Paradox: In a game show there are two closed envelopes containing money. One contains twice as much as the other (both have even amounts). You [randomly] choose one envelope (denoted EnvelopeA) and then the host asks you if you wish to change and prefer the other envelope. Should you change? You can take a look and know what your envelope contains.
Paradoxical answer: Say that your envelope contains $20, so the other should have either $10 or $40. Since each alternative is equally probable, the expected value of switching is 1/2 $10 + 1/2 $40 which equals $25. Since this is more than your envelope contains, this suggests that you should switch. If someone else was playing the game and had chosen the second envelope, the same arguments as above would suggest that that person should switch to your envelope to have a better expected value.

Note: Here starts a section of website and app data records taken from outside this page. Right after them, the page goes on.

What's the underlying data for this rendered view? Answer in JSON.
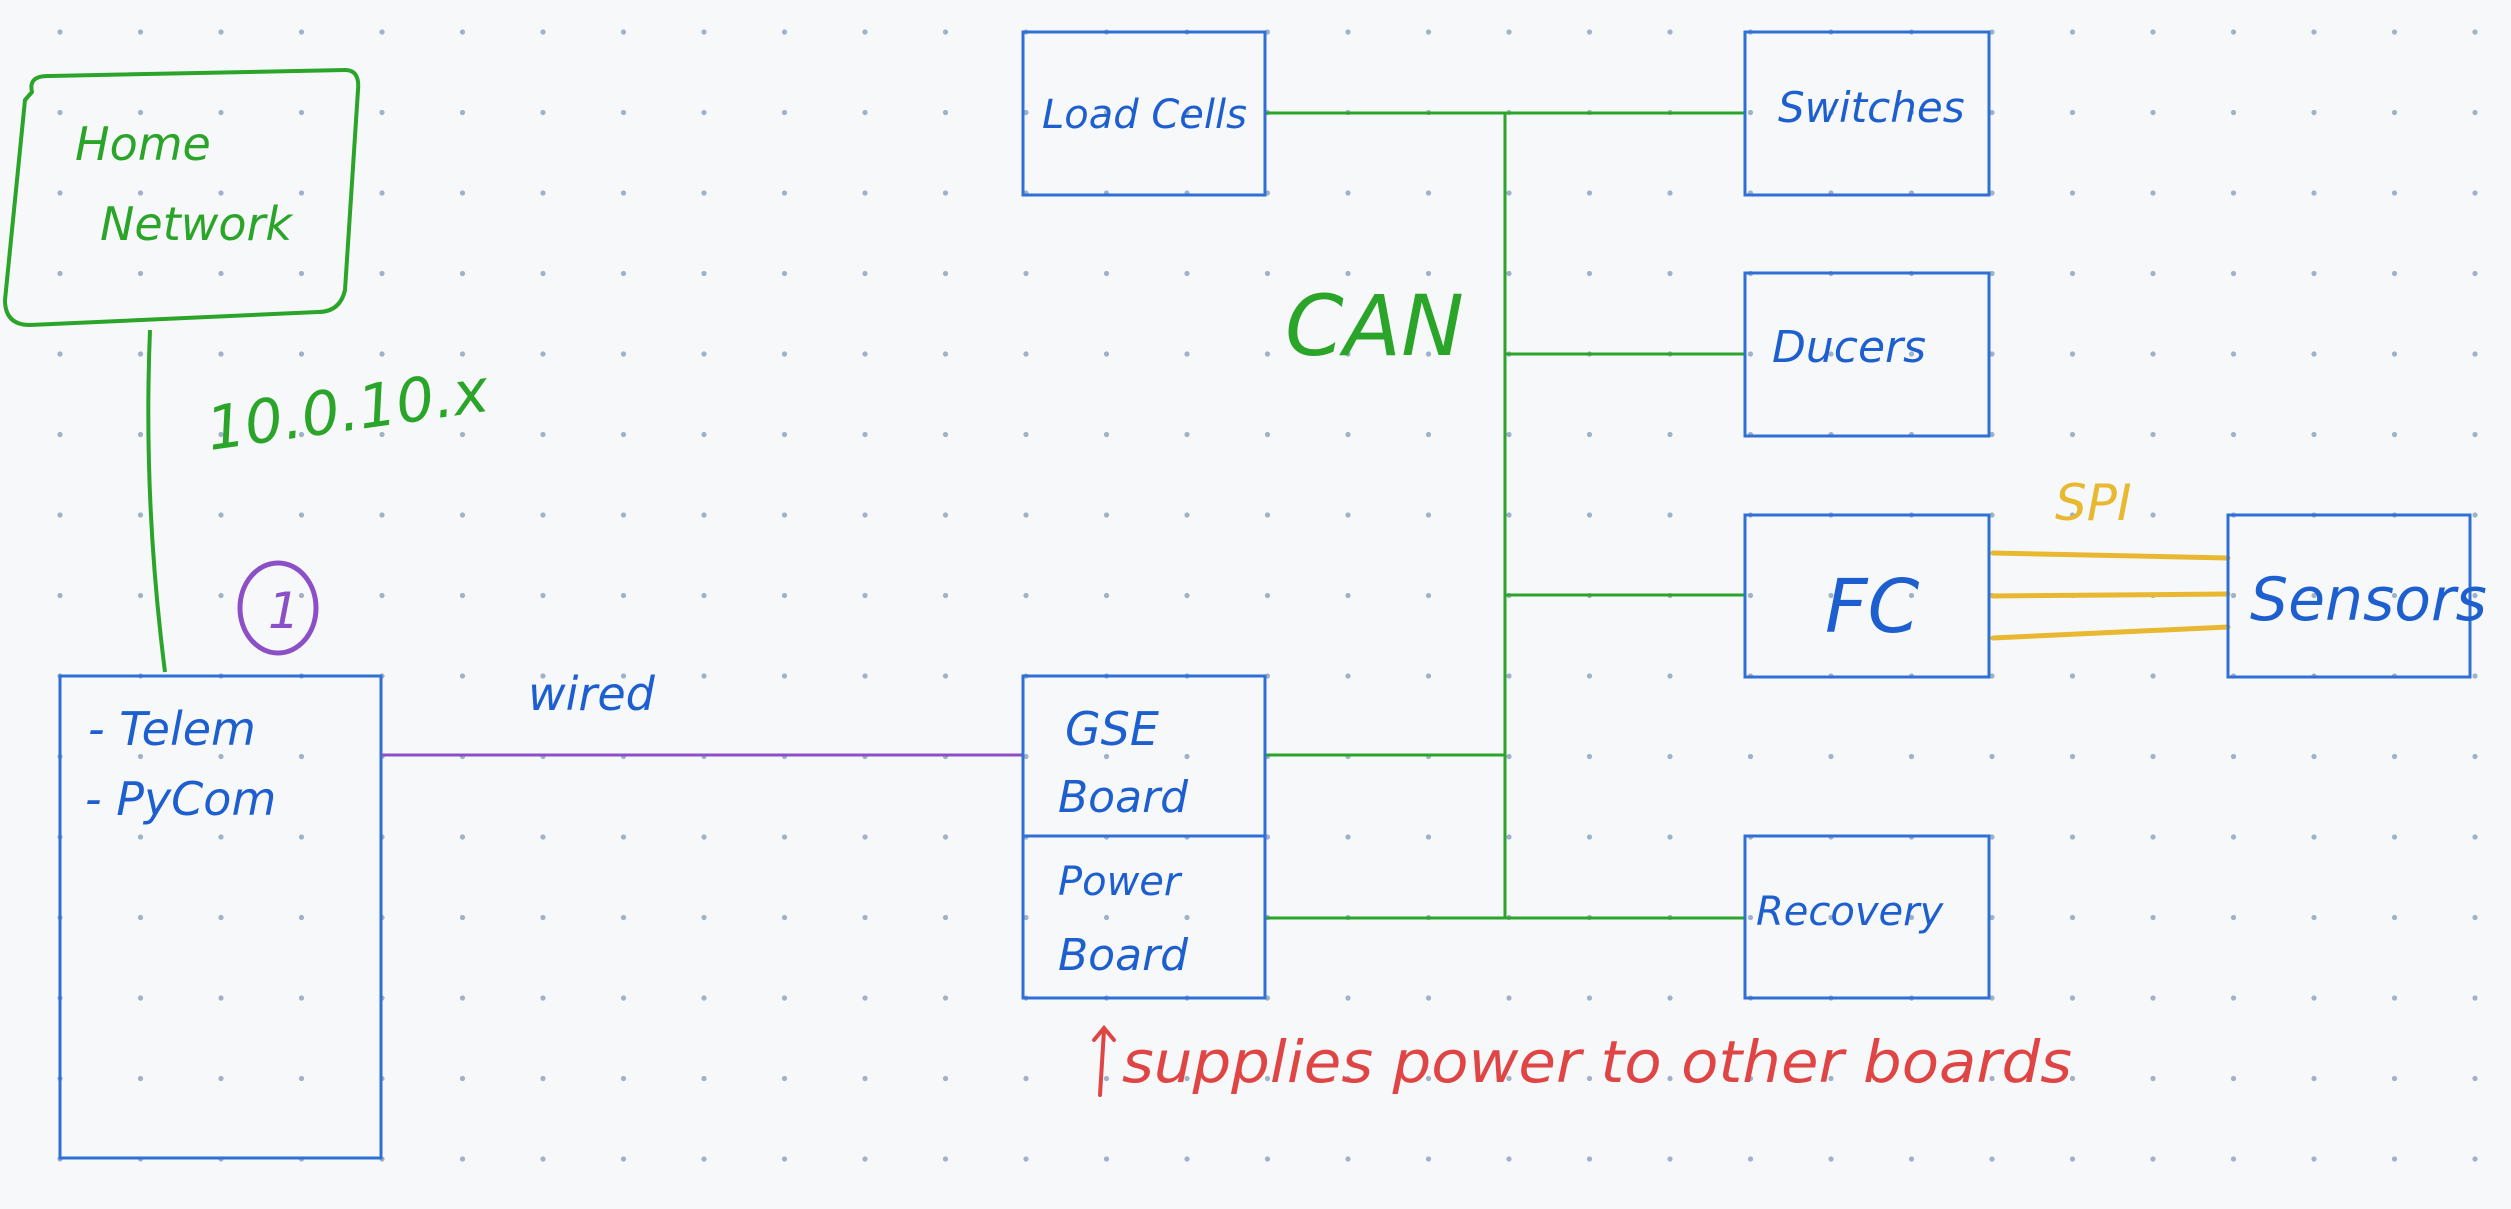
{
  "labels": {
    "home_network_line1": "Home",
    "home_network_line2": "Network",
    "ip": "10.0.10.x",
    "marker": "1",
    "computer_line1": "- Telem",
    "computer_line2": "- PyCom",
    "wired": "wired",
    "can": "CAN",
    "load_cells": "Load Cells",
    "switches": "Switches",
    "ducers": "Ducers",
    "fc": "FC",
    "sensors": "Sensors",
    "spi": "SPI",
    "gse_line1": "GSE",
    "gse_line2": "Board",
    "power_line1": "Power",
    "power_line2": "Board",
    "recovery": "Recovery",
    "power_note": "supplies power to other boards"
  },
  "colors": {
    "background": "#f7f8f9",
    "grid_dot": "#9fb2c9",
    "box_blue": "#2f6fd6",
    "text_blue": "#1e5fd0",
    "green": "#2aa52a",
    "purple": "#8b4fc7",
    "yellow": "#e8b830",
    "red": "#e04545"
  }
}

——– My analysis ——-
Fundamentally, the whole thing depends on the probability distribution of X, where X is a secret number printed invisibly inside both envelopes and denotes the smaller of the 2 amounts. When the host presents you the 2 envelopes, X is already printed. X is “generated” at beginning of each game.
D1) Here’s one simple illustration of a distribution — Suppose a computer generates an even natural number X, and the game host simply puts X dollars into one envelope and 2X into the other. Clearly X follows a deterministic distribution implemented in the computer. X >= 2, and since a computer has finite memory it has an upper limit on X. We should also remember any game host can’t have a trillion dollars.

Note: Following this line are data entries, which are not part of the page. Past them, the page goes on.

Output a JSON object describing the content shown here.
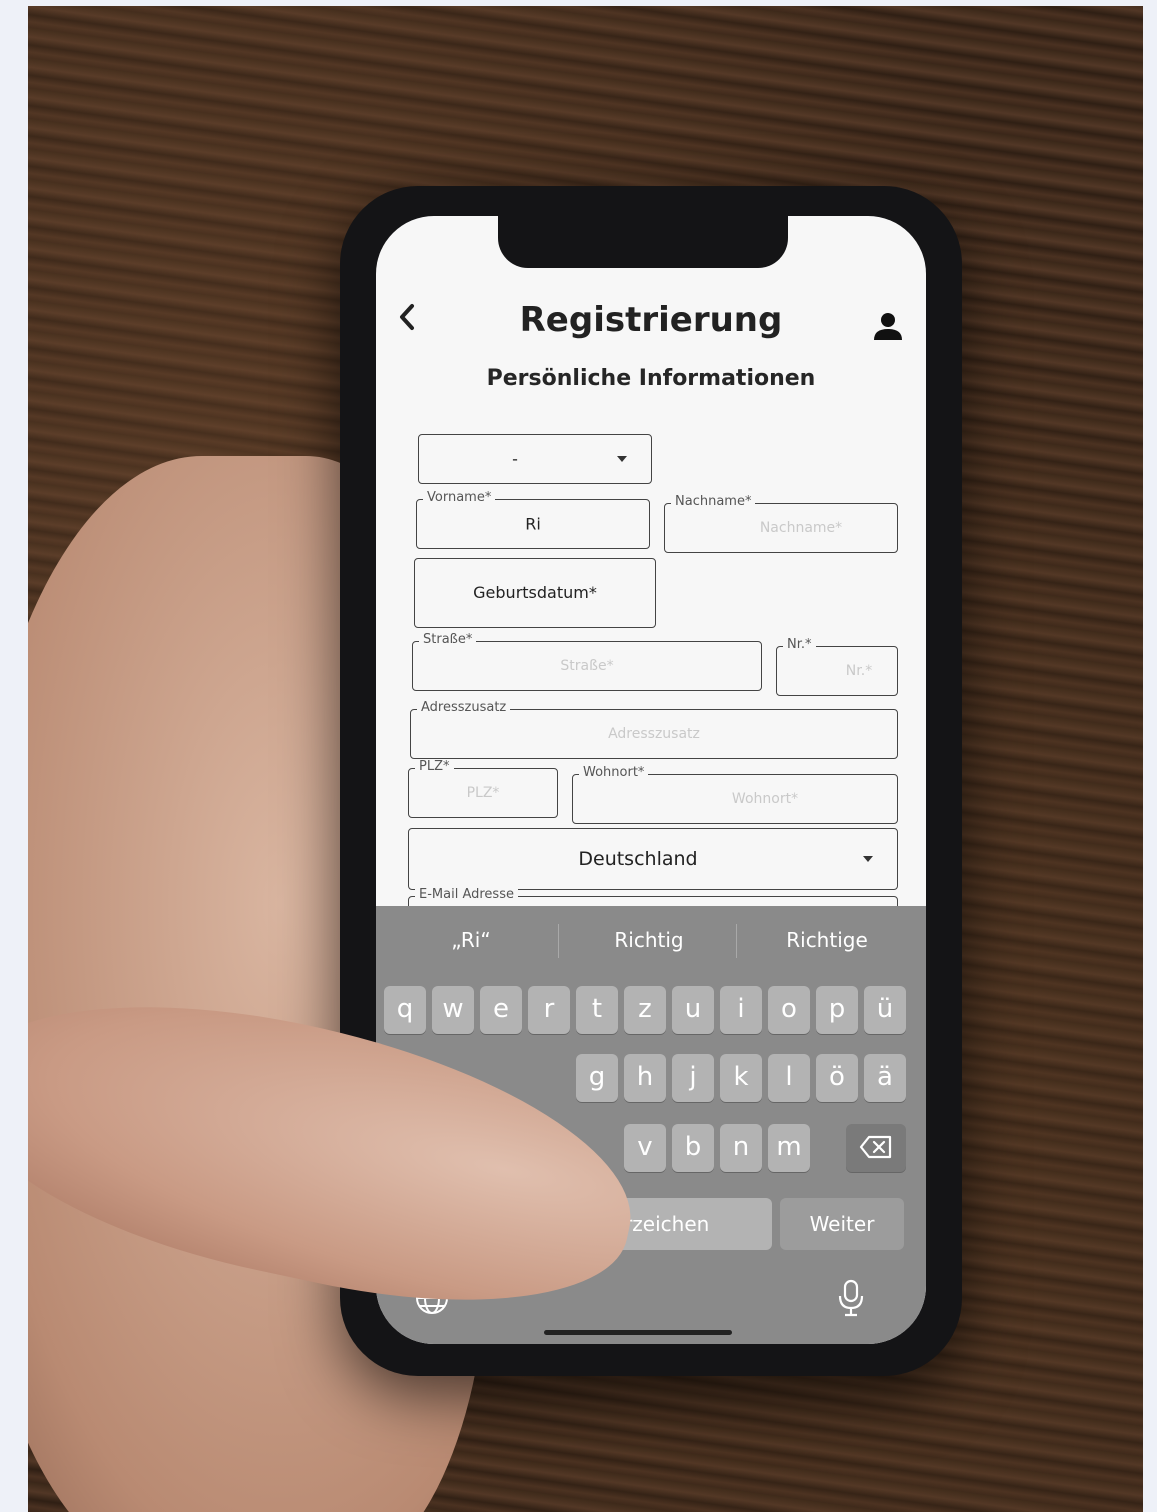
{
  "header": {
    "back_icon": "chevron-left-icon",
    "title": "Registrierung",
    "profile_icon": "user-icon"
  },
  "section_title": "Persönliche Informationen",
  "form": {
    "salutation": {
      "value": "-"
    },
    "vorname": {
      "label": "Vorname*",
      "value": "Ri"
    },
    "nachname": {
      "label": "Nachname*",
      "placeholder": "Nachname*"
    },
    "geburtsdatum": {
      "label": "Geburtsdatum*"
    },
    "strasse": {
      "label": "Straße*",
      "placeholder": "Straße*"
    },
    "nr": {
      "label": "Nr.*",
      "placeholder": "Nr.*"
    },
    "adresszusatz": {
      "label": "Adresszusatz",
      "placeholder": "Adresszusatz"
    },
    "plz": {
      "label": "PLZ*",
      "placeholder": "PLZ*"
    },
    "wohnort": {
      "label": "Wohnort*",
      "placeholder": "Wohnort*"
    },
    "land": {
      "value": "Deutschland"
    },
    "email": {
      "label": "E-Mail Adresse"
    }
  },
  "keyboard": {
    "suggestions": [
      "„Ri“",
      "Richtig",
      "Richtige"
    ],
    "row1": [
      "q",
      "w",
      "e",
      "r",
      "t",
      "z",
      "u",
      "i",
      "o",
      "p",
      "ü"
    ],
    "row2": [
      "g",
      "h",
      "j",
      "k",
      "l",
      "ö",
      "ä"
    ],
    "row3": [
      "v",
      "b",
      "n",
      "m"
    ],
    "backspace_icon": "backspace-icon",
    "space_label": "Leerzeichen",
    "next_label": "Weiter",
    "globe_icon": "globe-icon",
    "mic_icon": "microphone-icon"
  }
}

D2) Another distribution — the game host simply think of a number in a split second. Suppose she isn’t profit driven. Again this X won’t be too large like 2 million.
D3) Another distribution — ask a dog to fetch a number from the audience, each contributing 100 even integers.

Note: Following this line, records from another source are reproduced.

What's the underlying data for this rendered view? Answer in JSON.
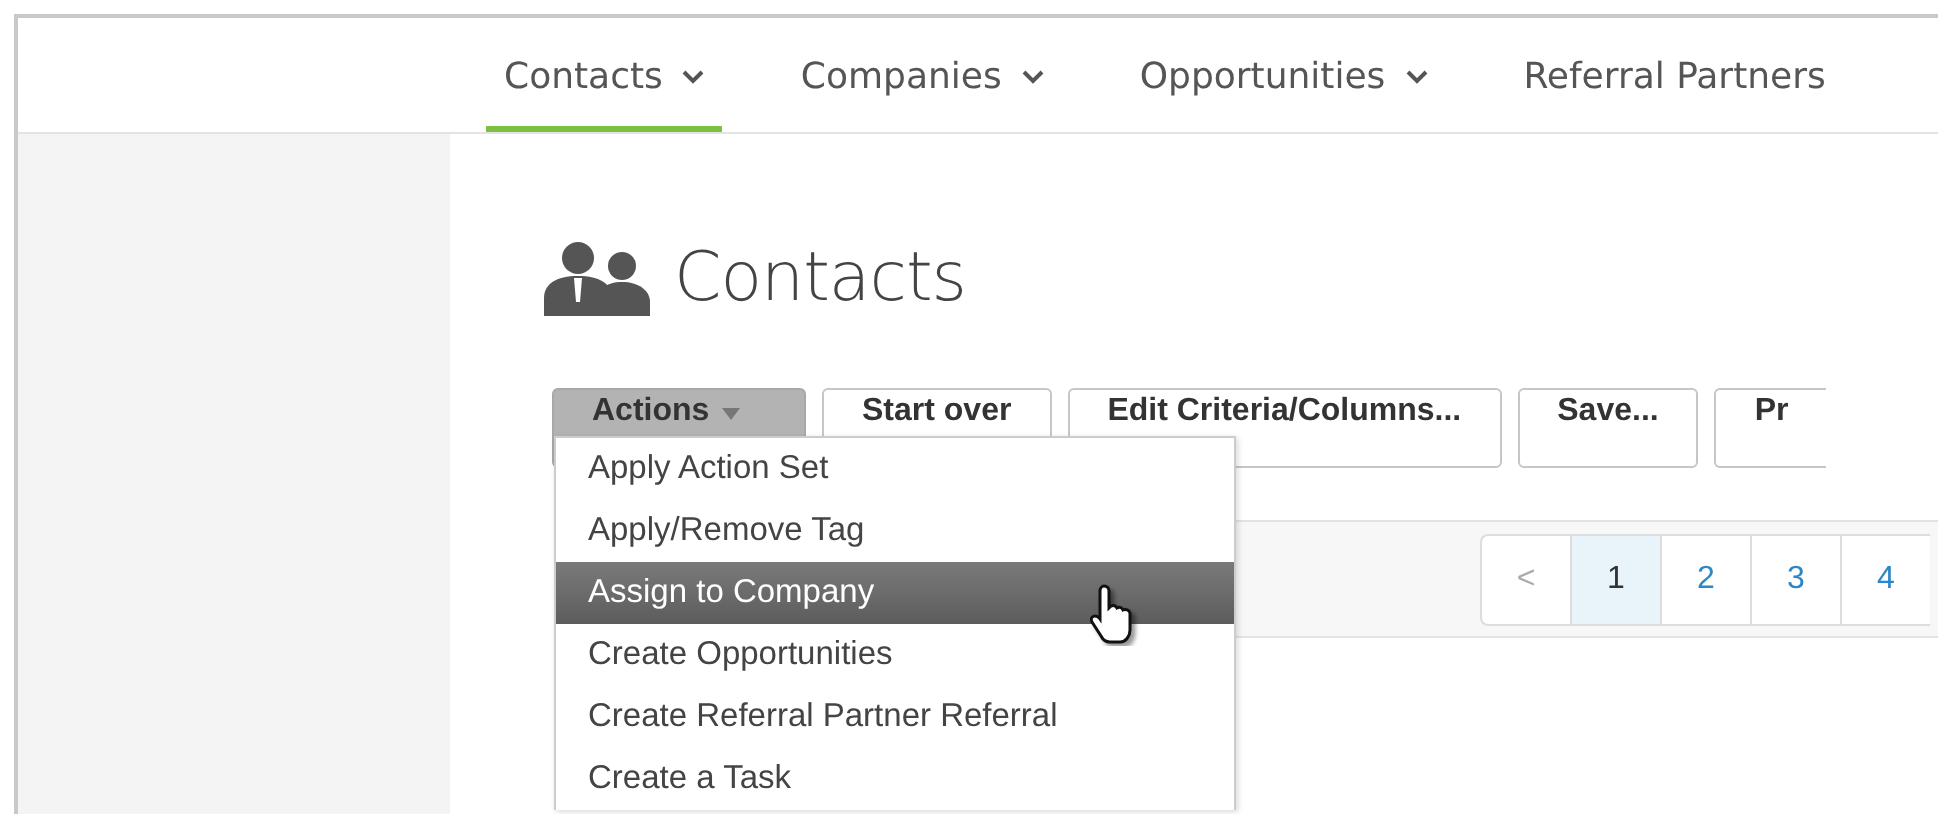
{
  "nav": {
    "tabs": [
      {
        "label": "Contacts",
        "selected": true
      },
      {
        "label": "Companies",
        "selected": false
      },
      {
        "label": "Opportunities",
        "selected": false
      },
      {
        "label": "Referral Partners",
        "selected": false
      }
    ]
  },
  "page": {
    "title": "Contacts"
  },
  "toolbar": {
    "buttons": [
      {
        "label": "Actions",
        "kind": "menu",
        "expanded": true
      },
      {
        "label": "Start over",
        "kind": "plain"
      },
      {
        "label": "Edit Criteria/Columns...",
        "kind": "plain"
      },
      {
        "label": "Save...",
        "kind": "plain"
      },
      {
        "label": "Pr",
        "kind": "plain"
      }
    ]
  },
  "actions_menu": {
    "items": [
      {
        "label": "Apply Action Set",
        "selected": false
      },
      {
        "label": "Apply/Remove Tag",
        "selected": false
      },
      {
        "label": "Assign to Company",
        "selected": true
      },
      {
        "label": "Create Opportunities",
        "selected": false
      },
      {
        "label": "Create Referral Partner Referral",
        "selected": false
      },
      {
        "label": "Create a Task",
        "selected": false
      }
    ]
  },
  "pagination": {
    "pages": [
      {
        "label": "<",
        "selected": false
      },
      {
        "label": "1",
        "selected": true
      },
      {
        "label": "2",
        "selected": false
      },
      {
        "label": "3",
        "selected": false
      },
      {
        "label": "4",
        "selected": false
      }
    ]
  }
}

In all the scenarios, as in any practical context there’s invariably a constraint on how large the integer can be. We will assume the game host announced X <= 1000.
Why we talk about “distribution” of X — because we treat X as a sample drawn from a population of eligible numbers, which is fundamental to D1/D2/D3 and all other X-generation schemes. Some people object, saying that population is unlimited, but I feel any discussion in any remotely practical context will inevitably come up against some real world constraints on X. A simple yet practical assumption is that X has a discrete uniform distribution [2, 1000]. As soon as we nail down the distribution of X, the paradox unravels, but I don’t have time to elaborate fully. Just a few pointers.
If we don’t open our first Envelop (A), then we must be indifferent, Regardless of distribution. If we do open, then long answer. Suppose you see $20.
If we have no idea how X is generated, we can safely assume it has an upper limit and a lower limit of 2. Still it’s insufficient information to make a decision. Switching might be better or worse or flat.
If the number generator is known to be uniform [2,1000] switch is profitable(?). If we saw $2000 (2 times the max X) we don’t switch. Any other amount we see in EnvelopeA, we switch (?). So most players would open first envelope and switch!
When we see $20 and still feel indifferent, we implicitly assume X distribution follows P(X=10) == 2*P(X=20). Not a uniform distribution but definitely conceivable.
Let’s keep things even simpler. Say we know X has some unknown distribution but only 3 eligible values [2,4,8] and we see $4 in A. Why would some players feel indifferent after seeing $4? If an insider reveals the X-generation is heavily biased towards low amounts, then we obviously know B is highly likely to be $2 not $8 so don’t switch.
Extreme case — P(X=8) is near zero. P(X=2) is 10 times higher than P(4), so most players would see 2 or 4 when they open EnvelopeA, and very few see a $4 as the “small brother of $8”. After you see enough patterns, you realize A=4 is most likely to be the bigger brother of a $2.
Therefore the player indifference is based on no rational thoughts. Indifference is unwise (i.e. ignoring key signals) when we see a lot of pattern about the X-generation. You can probably apply conditional probability treating the pattern as prior knowledge.